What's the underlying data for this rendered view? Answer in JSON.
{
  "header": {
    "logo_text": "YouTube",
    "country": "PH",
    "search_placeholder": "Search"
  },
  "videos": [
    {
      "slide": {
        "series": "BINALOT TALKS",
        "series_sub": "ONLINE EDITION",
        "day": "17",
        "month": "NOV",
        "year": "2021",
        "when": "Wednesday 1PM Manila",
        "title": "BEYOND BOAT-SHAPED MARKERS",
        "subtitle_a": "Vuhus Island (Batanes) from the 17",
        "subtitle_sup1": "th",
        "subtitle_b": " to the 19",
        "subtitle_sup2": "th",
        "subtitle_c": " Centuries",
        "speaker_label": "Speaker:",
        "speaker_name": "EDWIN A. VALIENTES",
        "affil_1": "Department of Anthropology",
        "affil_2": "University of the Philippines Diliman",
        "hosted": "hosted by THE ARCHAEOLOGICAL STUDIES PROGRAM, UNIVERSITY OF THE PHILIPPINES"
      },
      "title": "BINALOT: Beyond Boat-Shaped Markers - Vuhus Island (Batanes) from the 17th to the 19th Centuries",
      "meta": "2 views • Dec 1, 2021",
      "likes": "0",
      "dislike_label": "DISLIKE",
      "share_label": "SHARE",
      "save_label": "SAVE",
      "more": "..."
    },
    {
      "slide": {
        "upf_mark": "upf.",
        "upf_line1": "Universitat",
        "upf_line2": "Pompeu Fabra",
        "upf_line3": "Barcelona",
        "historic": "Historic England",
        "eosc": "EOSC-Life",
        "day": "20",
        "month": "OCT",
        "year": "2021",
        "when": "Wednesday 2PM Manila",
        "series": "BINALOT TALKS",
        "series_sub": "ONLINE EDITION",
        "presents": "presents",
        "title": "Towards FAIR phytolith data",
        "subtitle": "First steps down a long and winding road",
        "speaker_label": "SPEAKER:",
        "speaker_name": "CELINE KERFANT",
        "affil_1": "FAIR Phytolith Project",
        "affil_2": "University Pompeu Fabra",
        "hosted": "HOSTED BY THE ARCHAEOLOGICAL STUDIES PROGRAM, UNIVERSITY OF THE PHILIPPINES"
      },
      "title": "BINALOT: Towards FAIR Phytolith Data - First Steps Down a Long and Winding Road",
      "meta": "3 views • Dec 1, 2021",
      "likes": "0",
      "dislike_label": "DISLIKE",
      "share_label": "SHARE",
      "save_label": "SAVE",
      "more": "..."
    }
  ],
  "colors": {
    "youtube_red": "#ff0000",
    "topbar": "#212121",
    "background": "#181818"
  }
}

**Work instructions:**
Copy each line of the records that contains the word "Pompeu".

**Answer box:**
        "upf_line2": "Pompeu Fabra",
        "affil_2": "University Pompeu Fabra",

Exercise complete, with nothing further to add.